Dangers of Giving Water to Newborns
Since infants do not need to drink it, what will happen if they do after those first couple of days? It might seem puzzling, but it is detrimental for a baby to have too much water. The consequences can be severe:
An excessive amount of H2O can be toxic to both formula-fed and nursing infants. It can come to this when there is a disbalance of electrolytes and sodium. The results of which may be seizures, irritability, unresponsiveness, and swelling.
Giving water to a baby as a replacement for formula or breast milk will fill their tummies with non-nutritious fluid and deprive them of the nutrition they actually need. An excessive amount of H2O may contribute to low weight gain and other health issues. When it comes to nursing infants, adding it to their diet can lead to a decreased milk supply of the mother.
It seems paradoxical, right? Nevertheless, it’s still a serious and dangerous possibility. The kidneys of a baby are not developed enough to process extra water. As a result, the kidneys may release the excessive H2O and sodium into their urine, which in turn can cause impaired brain function and dehydration.
When is IT OK to Give an Infant a Sippy Cup?
An infant typically begins learning to drink from a bottle in their sixth month of life, approximately. They ought to be able to do it entirely on their own by their first birthday.
An infant is ready to begin drinking water slowly when they acquire hand-eye coordination. There are a few ways you can help them:
Research finds that infants learn by imitation.
Support your child in an upright position with constant supervision
Your infant might cough and splutter in the beginning.
Get a cup with handles
Preferably one that has a straw or soft spout.
A sippy can prove to be a great training tool that will help your child transition from nursing to bottle. But that’s how far their usability goes – sippy cups are not for longterm use. According to the president of the American Academy of Pediatric Dentistry, they are designed to help infants move on from bottles to regular cups, but are used for other purposes too frequently.
Children that drink sweet beverages for a prolonged period of time are at a higher risk of tooth decay. A sippy cup ought to contain nothing but water unless it is mealtime. When the child turns one year old, they ought to drink from an open cup.
Begin slowly. An infant’s body requires time to learn how to process H2O – just like with anything new. Take small steps.
Start off with one water-filled cap at a time. Pay attention to how your child reacts. Don’t replace their meals with it.

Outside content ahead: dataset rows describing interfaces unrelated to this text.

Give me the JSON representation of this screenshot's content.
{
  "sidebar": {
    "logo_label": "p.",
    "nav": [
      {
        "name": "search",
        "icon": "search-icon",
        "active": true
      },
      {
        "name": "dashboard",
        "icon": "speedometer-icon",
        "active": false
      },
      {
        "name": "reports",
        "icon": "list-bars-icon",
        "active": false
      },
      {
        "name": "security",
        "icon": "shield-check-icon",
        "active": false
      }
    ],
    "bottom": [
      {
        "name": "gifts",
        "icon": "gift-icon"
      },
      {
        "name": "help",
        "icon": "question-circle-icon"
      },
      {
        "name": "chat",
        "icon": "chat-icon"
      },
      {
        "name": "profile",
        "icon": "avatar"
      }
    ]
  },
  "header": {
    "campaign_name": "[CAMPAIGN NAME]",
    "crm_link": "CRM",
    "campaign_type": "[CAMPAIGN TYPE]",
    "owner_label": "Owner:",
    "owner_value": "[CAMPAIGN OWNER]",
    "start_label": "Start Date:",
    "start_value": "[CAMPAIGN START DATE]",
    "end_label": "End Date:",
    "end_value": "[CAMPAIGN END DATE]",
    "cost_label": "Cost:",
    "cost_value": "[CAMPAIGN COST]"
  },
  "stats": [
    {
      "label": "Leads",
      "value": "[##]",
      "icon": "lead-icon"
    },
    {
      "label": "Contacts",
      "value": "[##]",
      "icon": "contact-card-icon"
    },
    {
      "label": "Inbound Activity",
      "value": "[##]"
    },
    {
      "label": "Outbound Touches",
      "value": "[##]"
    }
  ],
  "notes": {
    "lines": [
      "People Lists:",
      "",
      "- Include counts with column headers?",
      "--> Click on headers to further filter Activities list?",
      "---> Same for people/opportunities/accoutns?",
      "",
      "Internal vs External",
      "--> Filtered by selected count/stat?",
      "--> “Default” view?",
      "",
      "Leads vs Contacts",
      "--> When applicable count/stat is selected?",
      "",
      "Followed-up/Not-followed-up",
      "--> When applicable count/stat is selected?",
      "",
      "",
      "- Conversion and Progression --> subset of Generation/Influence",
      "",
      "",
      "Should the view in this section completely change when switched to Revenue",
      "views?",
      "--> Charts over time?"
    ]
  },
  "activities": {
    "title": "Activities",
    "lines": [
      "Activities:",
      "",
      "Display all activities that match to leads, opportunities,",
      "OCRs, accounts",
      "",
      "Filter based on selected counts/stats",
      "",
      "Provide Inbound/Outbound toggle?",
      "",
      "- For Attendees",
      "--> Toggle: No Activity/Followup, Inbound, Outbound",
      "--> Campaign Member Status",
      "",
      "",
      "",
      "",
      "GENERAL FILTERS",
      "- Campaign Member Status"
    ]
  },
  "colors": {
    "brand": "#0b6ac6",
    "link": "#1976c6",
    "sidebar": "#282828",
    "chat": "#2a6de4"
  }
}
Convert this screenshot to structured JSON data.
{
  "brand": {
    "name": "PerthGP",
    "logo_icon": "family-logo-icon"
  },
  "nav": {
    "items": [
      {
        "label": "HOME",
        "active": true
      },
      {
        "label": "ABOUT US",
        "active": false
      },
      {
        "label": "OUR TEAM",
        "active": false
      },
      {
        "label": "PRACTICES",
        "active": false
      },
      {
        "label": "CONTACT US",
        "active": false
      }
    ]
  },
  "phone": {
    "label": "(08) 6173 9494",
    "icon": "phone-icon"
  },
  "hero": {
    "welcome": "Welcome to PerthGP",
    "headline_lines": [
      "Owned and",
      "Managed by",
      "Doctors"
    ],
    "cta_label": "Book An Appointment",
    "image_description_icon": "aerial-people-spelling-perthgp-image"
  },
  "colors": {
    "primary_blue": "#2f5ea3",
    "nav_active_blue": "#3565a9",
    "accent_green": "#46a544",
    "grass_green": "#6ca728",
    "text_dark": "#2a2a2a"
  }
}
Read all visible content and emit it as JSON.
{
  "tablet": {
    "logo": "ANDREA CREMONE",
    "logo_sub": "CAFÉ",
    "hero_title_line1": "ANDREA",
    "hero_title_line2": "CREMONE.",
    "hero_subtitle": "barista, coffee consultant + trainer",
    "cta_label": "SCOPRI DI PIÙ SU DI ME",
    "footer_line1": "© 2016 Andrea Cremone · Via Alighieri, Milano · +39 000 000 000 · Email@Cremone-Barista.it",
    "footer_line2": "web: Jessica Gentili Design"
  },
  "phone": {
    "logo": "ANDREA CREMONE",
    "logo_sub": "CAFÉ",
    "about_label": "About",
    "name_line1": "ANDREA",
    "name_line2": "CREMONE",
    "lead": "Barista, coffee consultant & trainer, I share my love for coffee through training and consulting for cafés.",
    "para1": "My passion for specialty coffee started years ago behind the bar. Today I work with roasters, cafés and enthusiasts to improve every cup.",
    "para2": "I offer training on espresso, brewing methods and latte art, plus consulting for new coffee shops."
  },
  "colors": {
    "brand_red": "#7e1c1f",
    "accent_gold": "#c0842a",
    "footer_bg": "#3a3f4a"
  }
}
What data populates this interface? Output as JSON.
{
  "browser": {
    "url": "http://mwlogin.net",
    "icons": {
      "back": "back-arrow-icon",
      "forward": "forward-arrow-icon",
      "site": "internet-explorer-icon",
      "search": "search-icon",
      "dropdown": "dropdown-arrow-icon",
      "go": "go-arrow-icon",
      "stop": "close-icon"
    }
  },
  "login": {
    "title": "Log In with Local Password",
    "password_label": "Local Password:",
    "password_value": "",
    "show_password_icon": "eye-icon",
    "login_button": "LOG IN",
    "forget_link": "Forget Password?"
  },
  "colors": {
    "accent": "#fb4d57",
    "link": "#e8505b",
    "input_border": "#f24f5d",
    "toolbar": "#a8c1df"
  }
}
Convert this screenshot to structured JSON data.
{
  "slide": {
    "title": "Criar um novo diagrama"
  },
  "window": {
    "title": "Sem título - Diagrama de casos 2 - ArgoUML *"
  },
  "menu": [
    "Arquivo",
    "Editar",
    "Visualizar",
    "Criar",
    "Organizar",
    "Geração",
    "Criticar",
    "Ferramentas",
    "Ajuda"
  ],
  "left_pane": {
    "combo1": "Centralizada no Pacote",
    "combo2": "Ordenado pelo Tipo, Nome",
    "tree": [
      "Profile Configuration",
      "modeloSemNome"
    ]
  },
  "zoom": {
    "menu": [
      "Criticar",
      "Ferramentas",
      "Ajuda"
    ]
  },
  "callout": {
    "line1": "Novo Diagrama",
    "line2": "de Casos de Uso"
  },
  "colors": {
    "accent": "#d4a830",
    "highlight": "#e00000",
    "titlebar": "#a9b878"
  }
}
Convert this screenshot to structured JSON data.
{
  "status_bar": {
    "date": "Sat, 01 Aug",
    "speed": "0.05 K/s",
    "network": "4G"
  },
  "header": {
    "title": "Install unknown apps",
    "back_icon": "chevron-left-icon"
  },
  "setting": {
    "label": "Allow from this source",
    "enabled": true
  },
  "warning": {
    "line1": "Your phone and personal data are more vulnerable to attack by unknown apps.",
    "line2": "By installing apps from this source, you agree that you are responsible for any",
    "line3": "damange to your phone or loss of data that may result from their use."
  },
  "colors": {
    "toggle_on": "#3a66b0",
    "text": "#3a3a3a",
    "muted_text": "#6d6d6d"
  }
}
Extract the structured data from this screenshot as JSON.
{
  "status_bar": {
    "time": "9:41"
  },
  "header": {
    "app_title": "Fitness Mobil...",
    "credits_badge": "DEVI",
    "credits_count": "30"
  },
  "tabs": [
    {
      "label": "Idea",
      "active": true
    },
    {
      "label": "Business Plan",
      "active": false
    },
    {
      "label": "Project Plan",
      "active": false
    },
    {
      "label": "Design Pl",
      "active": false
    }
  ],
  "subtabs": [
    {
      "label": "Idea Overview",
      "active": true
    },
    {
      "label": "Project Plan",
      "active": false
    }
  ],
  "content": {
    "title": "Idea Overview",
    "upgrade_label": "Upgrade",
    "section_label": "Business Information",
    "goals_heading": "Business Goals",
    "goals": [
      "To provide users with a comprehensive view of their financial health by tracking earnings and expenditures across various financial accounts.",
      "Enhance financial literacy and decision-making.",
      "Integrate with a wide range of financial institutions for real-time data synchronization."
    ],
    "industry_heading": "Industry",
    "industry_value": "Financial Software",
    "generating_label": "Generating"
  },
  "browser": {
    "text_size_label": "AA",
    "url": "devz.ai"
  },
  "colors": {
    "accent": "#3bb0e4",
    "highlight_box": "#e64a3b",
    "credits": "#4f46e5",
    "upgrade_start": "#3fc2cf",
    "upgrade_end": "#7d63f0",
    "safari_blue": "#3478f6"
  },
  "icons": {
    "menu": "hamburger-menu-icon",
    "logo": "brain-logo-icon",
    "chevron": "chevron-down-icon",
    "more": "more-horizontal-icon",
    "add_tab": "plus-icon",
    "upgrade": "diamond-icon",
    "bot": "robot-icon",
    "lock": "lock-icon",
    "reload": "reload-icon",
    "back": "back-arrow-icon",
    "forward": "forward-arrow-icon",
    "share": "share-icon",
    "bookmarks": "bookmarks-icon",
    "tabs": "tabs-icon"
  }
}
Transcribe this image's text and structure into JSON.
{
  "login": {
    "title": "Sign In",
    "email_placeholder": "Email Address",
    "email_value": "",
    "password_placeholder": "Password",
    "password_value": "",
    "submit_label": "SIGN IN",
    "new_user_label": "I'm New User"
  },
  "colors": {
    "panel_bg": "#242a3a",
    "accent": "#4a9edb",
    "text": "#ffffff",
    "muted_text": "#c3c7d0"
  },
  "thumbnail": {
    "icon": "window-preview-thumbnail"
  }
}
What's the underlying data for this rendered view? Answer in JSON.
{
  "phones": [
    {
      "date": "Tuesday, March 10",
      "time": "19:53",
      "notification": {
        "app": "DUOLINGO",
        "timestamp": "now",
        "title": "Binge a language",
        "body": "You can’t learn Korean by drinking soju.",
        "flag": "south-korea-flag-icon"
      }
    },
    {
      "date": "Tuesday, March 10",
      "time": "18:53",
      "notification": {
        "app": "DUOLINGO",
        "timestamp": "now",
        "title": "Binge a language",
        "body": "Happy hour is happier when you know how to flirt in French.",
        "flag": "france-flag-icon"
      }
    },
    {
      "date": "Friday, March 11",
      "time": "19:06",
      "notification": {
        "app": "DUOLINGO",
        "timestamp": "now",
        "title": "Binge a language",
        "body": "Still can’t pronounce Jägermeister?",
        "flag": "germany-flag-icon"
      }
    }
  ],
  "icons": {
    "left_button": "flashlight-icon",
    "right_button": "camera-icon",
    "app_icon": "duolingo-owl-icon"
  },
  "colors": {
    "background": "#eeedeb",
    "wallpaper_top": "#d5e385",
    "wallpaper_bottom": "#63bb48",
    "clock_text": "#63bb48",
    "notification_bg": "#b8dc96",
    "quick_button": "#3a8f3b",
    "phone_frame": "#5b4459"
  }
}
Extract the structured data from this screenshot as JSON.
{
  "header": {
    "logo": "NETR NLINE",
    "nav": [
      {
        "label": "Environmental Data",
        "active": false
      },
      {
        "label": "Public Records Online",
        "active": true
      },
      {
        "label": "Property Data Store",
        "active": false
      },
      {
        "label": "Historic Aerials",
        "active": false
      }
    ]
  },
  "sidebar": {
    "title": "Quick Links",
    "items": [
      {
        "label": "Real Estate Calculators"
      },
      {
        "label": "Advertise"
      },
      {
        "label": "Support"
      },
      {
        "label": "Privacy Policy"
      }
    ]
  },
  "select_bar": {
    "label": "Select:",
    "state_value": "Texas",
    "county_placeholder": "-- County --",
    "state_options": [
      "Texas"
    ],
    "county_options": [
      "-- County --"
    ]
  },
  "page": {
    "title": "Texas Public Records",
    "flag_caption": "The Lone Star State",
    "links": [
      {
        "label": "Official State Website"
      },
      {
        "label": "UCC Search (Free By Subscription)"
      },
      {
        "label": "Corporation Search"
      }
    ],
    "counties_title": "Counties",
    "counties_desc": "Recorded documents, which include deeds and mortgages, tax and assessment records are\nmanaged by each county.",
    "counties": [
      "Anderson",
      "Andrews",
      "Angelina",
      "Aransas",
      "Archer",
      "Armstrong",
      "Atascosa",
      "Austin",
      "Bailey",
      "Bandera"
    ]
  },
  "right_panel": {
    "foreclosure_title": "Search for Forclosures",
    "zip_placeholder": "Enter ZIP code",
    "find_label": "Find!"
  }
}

If an infant drinks too much of it, they will not get enough calories from solids, breastmilk or formula. It can also be troublesome for your breastmilk supply before you even start the weaning process.
As a child makes the transition from an all-liquid diet to a diet that has solid foods, limit their H2O intake to two to four oz per day. Infants that are quite fond of breastmilk may require less water or not even be interested in it at all.
Other infants might benefit from approximately six to eight oz of it per day. This can happen if the child is constipated or if the weather is too hot and humid.
Once your child turns one year old, they may drink it more freely. However, their H2O intake will still depend on whether or not they are still nursing and how frequently.
When they turn one year old, it is perhaps a good idea to start offering water and milk with meals as it can quench their thirst. However, again, the best thing would be to consult with your pediatrician and ask them how much of it should your child drink each day.
Just as it is the case with the majority of baby-related questions, this one doesn’t have quite a straightforward answer. As you can see, the answer depends on a variety of factors, such as the primary source of your child’s nutrition as well as the weather. Nevertheless, doing your own research and getting informed is a sign of great parenting.
Talk to your child’s pediatrician. When it comes to parenting, there are no stupid questions. Your family doctor will solve any dilemma you might have, but make sure to provide them with all the necessary info.